### YOUR ASSIGNMENT
Lines with the word "Hotel" are the answer; copy each of them from the data below.

>>

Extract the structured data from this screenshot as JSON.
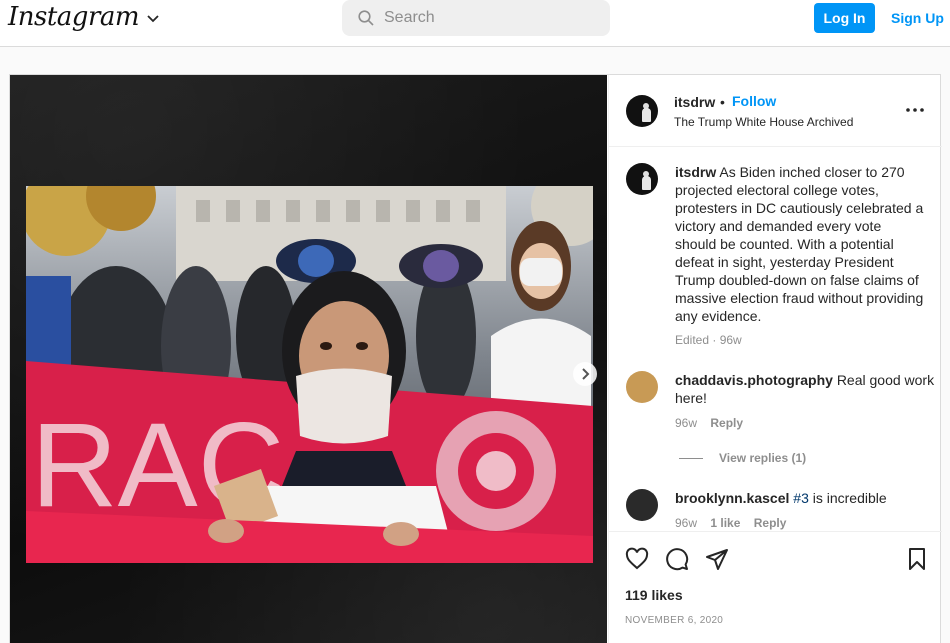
{
  "nav": {
    "logo": "Instagram",
    "search_placeholder": "Search",
    "login_label": "Log In",
    "signup_label": "Sign Up"
  },
  "post": {
    "username": "itsdrw",
    "separator": "•",
    "follow_label": "Follow",
    "location": "The Trump White House Archived",
    "caption": {
      "username": "itsdrw",
      "text": "As Biden inched closer to 270 projected electoral college votes, protesters in DC cautiously celebrated a victory and demanded every vote should be counted. With a potential defeat in sight, yesterday President Trump doubled-down on false claims of massive election fraud without providing any evidence.",
      "edited": "Edited · 96w"
    },
    "comments": [
      {
        "username": "chaddavis.photography",
        "text": "Real good work here!",
        "time": "96w",
        "reply_label": "Reply",
        "view_replies": "View replies (1)"
      },
      {
        "username": "brooklynn.kascel",
        "tag": "#3",
        "text": "is incredible",
        "time": "96w",
        "likes": "1 like",
        "reply_label": "Reply"
      }
    ],
    "likes": "119 likes",
    "date": "NOVEMBER 6, 2020"
  },
  "icons": [
    "chevron-down-icon",
    "search-icon",
    "more-icon",
    "next-arrow-icon",
    "heart-icon",
    "comment-icon",
    "share-icon",
    "bookmark-icon"
  ],
  "colors": {
    "accent": "#0095f6",
    "text": "#262626",
    "muted": "#8e8e8e",
    "link": "#00376b"
  }
}
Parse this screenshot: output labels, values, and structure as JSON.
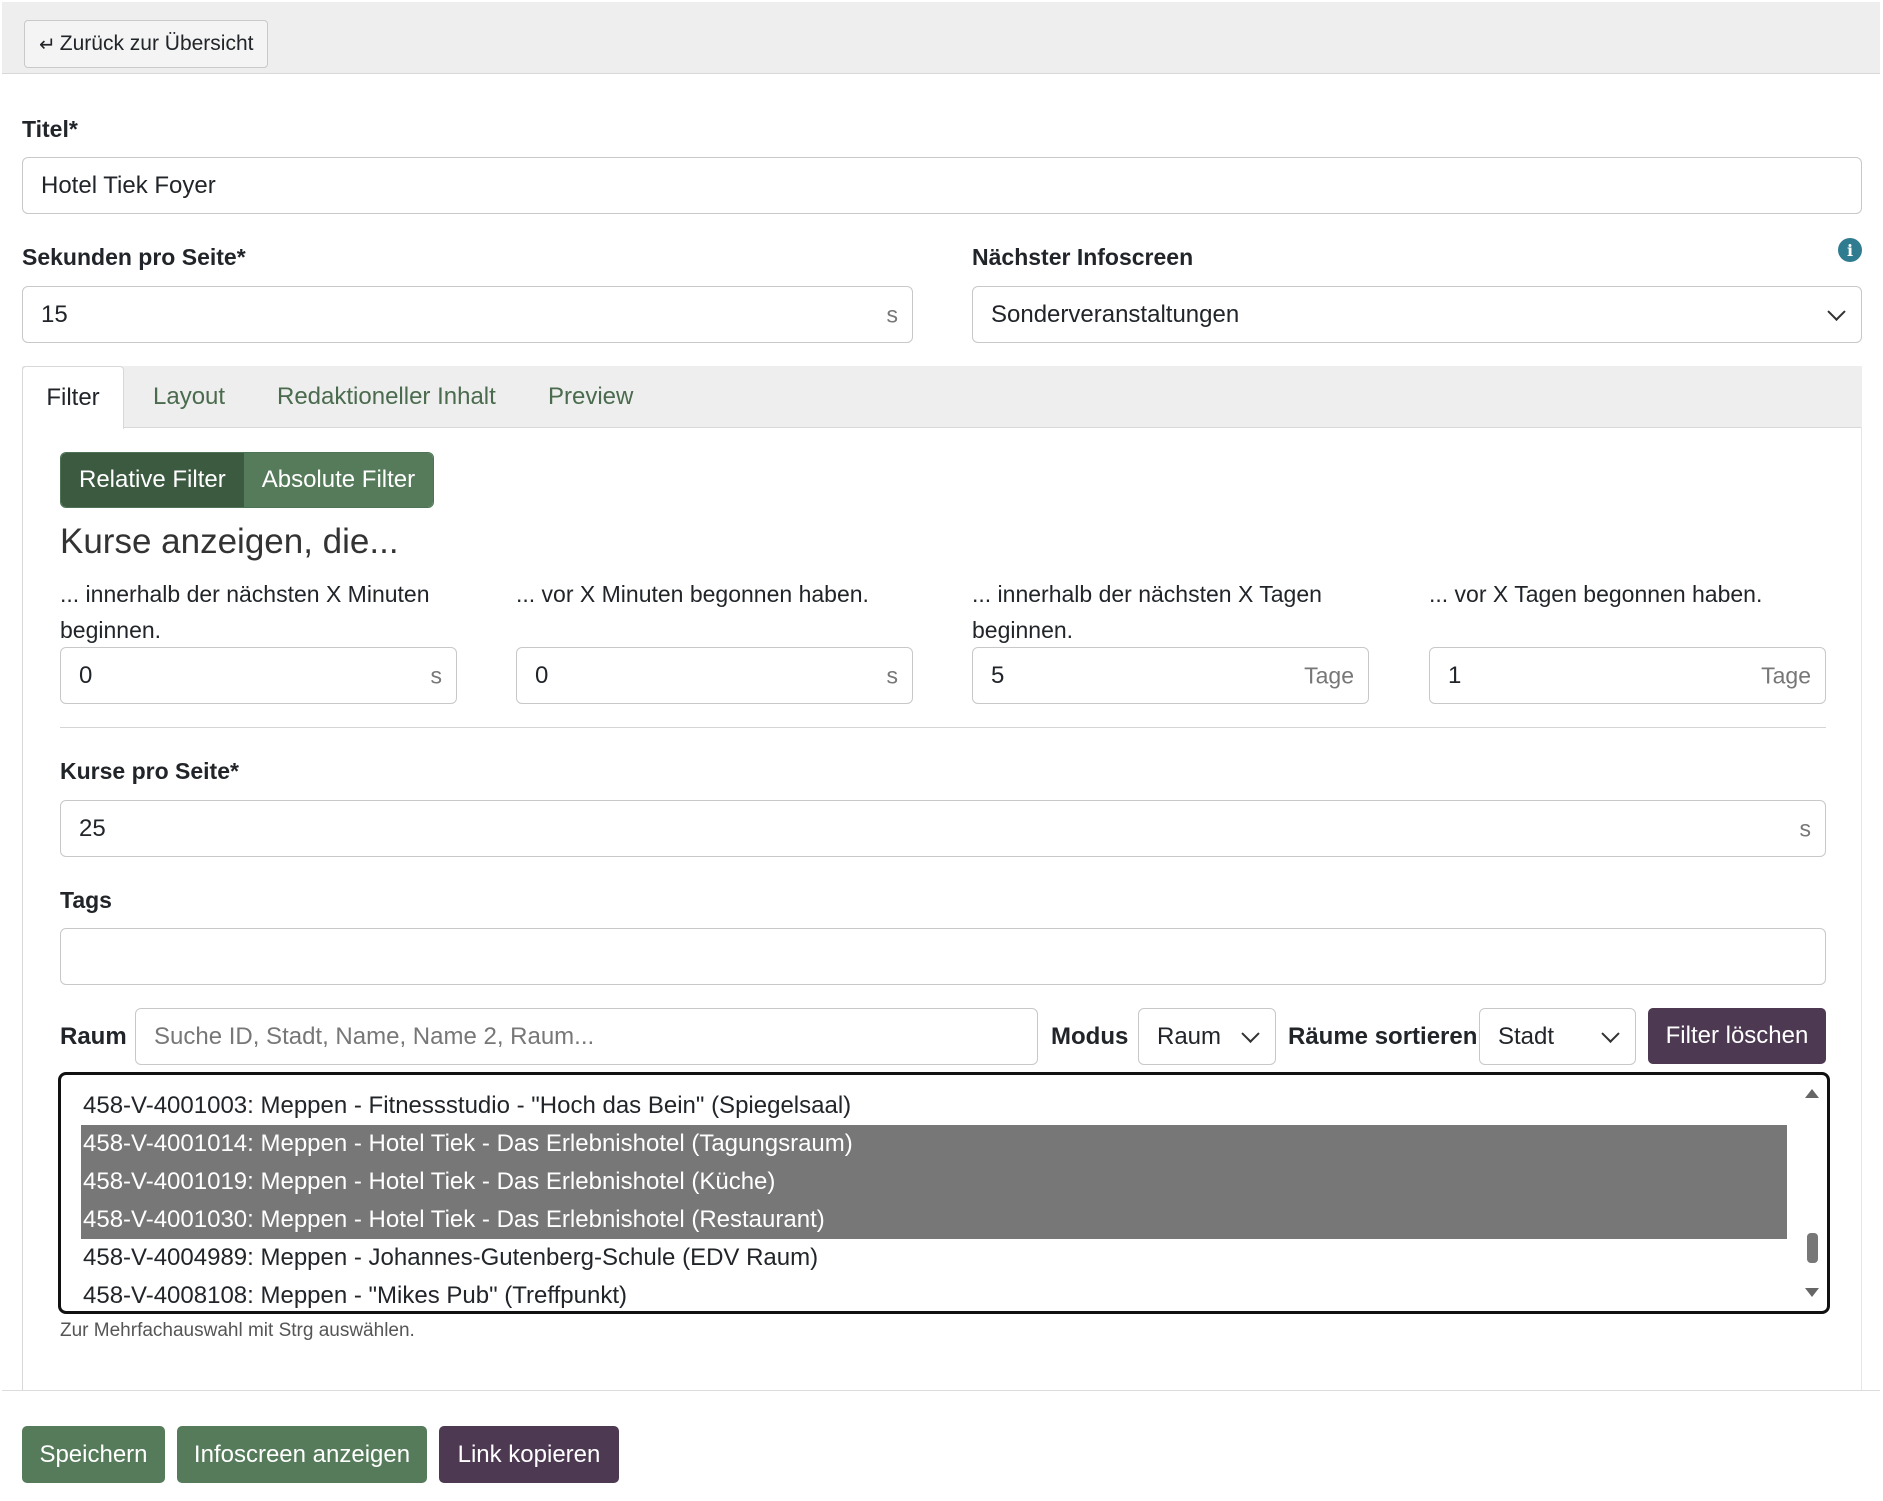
{
  "topbar": {
    "back_label": "Zurück zur Übersicht",
    "back_icon": "return-arrow-icon"
  },
  "title": {
    "label": "Titel*",
    "value": "Hotel Tiek Foyer"
  },
  "seconds": {
    "label": "Sekunden pro Seite*",
    "value": "15",
    "unit": "s"
  },
  "next_screen": {
    "label": "Nächster Infoscreen",
    "value": "Sonderveranstaltungen",
    "info_icon": "info-icon"
  },
  "tabs": [
    {
      "label": "Filter",
      "active": true
    },
    {
      "label": "Layout",
      "active": false
    },
    {
      "label": "Redaktioneller Inhalt",
      "active": false
    },
    {
      "label": "Preview",
      "active": false
    }
  ],
  "filter_toggle": {
    "relative": "Relative Filter",
    "absolute": "Absolute Filter"
  },
  "heading": "Kurse anzeigen, die...",
  "filters": [
    {
      "label": "... innerhalb der nächsten X Minuten beginnen.",
      "value": "0",
      "unit": "s"
    },
    {
      "label": "... vor X Minuten begonnen haben.",
      "value": "0",
      "unit": "s"
    },
    {
      "label": "... innerhalb der nächsten X Tagen beginnen.",
      "value": "5",
      "unit": "Tage"
    },
    {
      "label": "... vor X Tagen begonnen haben.",
      "value": "1",
      "unit": "Tage"
    }
  ],
  "courses_per_page": {
    "label": "Kurse pro Seite*",
    "value": "25",
    "unit": "s"
  },
  "tags": {
    "label": "Tags",
    "value": ""
  },
  "raum": {
    "label": "Raum",
    "search_placeholder": "Suche ID, Stadt, Name, Name 2, Raum...",
    "modus_label": "Modus",
    "modus_value": "Raum",
    "sort_label": "Räume sortieren",
    "sort_value": "Stadt",
    "clear_label": "Filter löschen"
  },
  "room_list": [
    {
      "text": "458-V-4001003: Meppen - Fitnessstudio - \"Hoch das Bein\" (Spiegelsaal)",
      "selected": false
    },
    {
      "text": "458-V-4001014: Meppen - Hotel Tiek - Das Erlebnishotel (Tagungsraum)",
      "selected": true
    },
    {
      "text": "458-V-4001019: Meppen - Hotel Tiek - Das Erlebnishotel (Küche)",
      "selected": true
    },
    {
      "text": "458-V-4001030: Meppen - Hotel Tiek - Das Erlebnishotel (Restaurant)",
      "selected": true
    },
    {
      "text": "458-V-4004989: Meppen - Johannes-Gutenberg-Schule (EDV Raum)",
      "selected": false
    },
    {
      "text": "458-V-4008108: Meppen - \"Mikes Pub\" (Treffpunkt)",
      "selected": false
    }
  ],
  "hint": "Zur Mehrfachauswahl mit Strg auswählen.",
  "footer": {
    "save": "Speichern",
    "show": "Infoscreen anzeigen",
    "copy": "Link kopieren"
  },
  "colors": {
    "green": "#557b5a",
    "dark_green": "#3b5a40",
    "purple": "#4d3a52",
    "selection": "#777777"
  }
}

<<

### SOLUTION
    "value": "Hotel Tiek Foyer"
      "text": "458-V-4001014: Meppen - Hotel Tiek - Das Erlebnishotel (Tagungsraum)",
      "text": "458-V-4001019: Meppen - Hotel Tiek - Das Erlebnishotel (Küche)",
      "text": "458-V-4001030: Meppen - Hotel Tiek - Das Erlebnishotel (Restaurant)",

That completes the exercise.